PROBLEM STATEMENT -
Nothing but a number should be given: how many lines in the listing contain the word "Onboarding".

————————

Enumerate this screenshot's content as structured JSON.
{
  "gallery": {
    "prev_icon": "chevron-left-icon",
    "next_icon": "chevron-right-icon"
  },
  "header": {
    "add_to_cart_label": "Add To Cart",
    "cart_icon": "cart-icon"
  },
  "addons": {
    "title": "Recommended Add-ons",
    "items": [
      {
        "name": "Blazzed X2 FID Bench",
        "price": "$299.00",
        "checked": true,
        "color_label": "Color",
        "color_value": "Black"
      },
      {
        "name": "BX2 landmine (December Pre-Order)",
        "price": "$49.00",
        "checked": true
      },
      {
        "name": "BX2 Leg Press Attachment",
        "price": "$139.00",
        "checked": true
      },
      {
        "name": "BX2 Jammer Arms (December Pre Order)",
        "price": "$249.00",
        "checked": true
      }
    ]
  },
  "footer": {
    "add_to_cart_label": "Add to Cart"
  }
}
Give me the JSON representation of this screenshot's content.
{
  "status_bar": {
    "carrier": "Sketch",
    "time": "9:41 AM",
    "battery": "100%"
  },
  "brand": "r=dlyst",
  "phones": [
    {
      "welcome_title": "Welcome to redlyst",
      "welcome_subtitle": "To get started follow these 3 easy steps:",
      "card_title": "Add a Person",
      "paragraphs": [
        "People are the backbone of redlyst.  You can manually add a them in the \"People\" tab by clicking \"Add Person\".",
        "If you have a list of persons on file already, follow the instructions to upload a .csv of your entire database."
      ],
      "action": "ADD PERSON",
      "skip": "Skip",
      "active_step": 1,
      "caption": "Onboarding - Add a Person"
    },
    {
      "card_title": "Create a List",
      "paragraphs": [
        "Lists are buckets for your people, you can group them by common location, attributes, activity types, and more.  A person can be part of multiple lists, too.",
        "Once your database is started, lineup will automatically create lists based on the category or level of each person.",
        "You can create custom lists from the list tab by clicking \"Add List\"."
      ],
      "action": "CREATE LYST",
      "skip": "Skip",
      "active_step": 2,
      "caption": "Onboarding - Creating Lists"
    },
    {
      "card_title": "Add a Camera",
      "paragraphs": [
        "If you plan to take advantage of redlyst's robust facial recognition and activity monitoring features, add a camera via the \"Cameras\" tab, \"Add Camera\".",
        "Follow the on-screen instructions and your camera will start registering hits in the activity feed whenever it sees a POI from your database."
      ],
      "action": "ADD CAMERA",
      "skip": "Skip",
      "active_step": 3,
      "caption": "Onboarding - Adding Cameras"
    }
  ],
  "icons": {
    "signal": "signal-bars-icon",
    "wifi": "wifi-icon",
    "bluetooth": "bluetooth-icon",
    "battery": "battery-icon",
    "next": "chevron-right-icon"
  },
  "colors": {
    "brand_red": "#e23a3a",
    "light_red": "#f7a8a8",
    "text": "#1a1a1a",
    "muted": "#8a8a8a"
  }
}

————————

EXPECTED ANSWER -
3